There were a number of previously unissued tracks included here, which make his album worth tracking down. But the two Drumfusion cuts had not previously been heard on CD at the time and make an interesting case for early Lloyd.

To read Malcolm Dome’s absurdly misinformed notes to the CD release of Nirvana (there were no notes nor much information at all on the original LP) would lead listeners to believe that Nirvana represented “the finest album from the Charles Lloyd Quartet” – an allusion, perhaps to the Jarrett/DeJohnette group that this music doesn’t even remotely resemble. But this is just rubbish. None of these were quartet performances and none of these tracks were the best Charles Lloyd had to offer.

First of all, it was not even a real album. It was a compilation – with previously unreleased tracks – and one that Charles Lloyd never had a hand in. Secondly, it’s hard to argue that any of the Lloyd-led music on Nirvana – good as it is – stacks up successfully to anything on the second Lloyd quartet album, Of Course, Of Course, or any of the many classic Lloyd quartet records with Keith Jarrett (in place of any guitarist) laid down on Atlantic Records during the late 1960s.
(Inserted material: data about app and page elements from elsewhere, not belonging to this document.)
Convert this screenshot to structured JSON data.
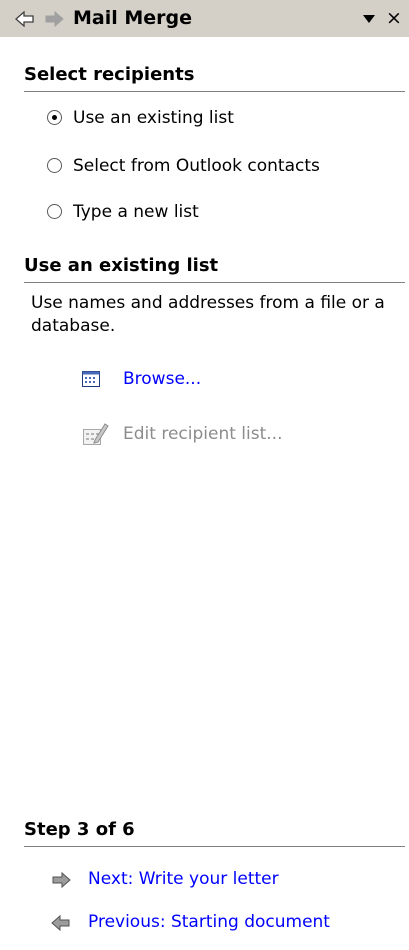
{
  "window": {
    "title": "Mail Merge",
    "close_glyph": "×"
  },
  "select_recipients": {
    "heading": "Select recipients",
    "options": [
      {
        "label": "Use an existing list",
        "selected": true
      },
      {
        "label": "Select from Outlook contacts",
        "selected": false
      },
      {
        "label": "Type a new list",
        "selected": false
      }
    ]
  },
  "existing_list": {
    "heading": "Use an existing list",
    "description": "Use names and addresses from a file or a database.",
    "browse_label": "Browse...",
    "edit_label": "Edit recipient list..."
  },
  "step": {
    "heading": "Step 3 of 6",
    "next_label": "Next: Write your letter",
    "previous_label": "Previous: Starting document"
  },
  "colors": {
    "titlebar_bg": "#d4d0c8",
    "link": "#0000ff",
    "disabled": "#8c8c8c"
  },
  "icons": {
    "back": "back-arrow-icon",
    "forward": "forward-arrow-icon",
    "menu": "dropdown-arrow-icon",
    "close": "close-icon",
    "browse": "address-book-icon",
    "edit": "edit-list-icon",
    "next": "next-arrow-icon",
    "previous": "previous-arrow-icon"
  }
}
Still, three of the tracks featured here factored as bonus tracks on the glorious 2007 CD release of Of Course, Of Course (Mosaic) while the entirety of Nirvana was issued on the 2010 CD compilation Discovery! & Nirvana (Superbird).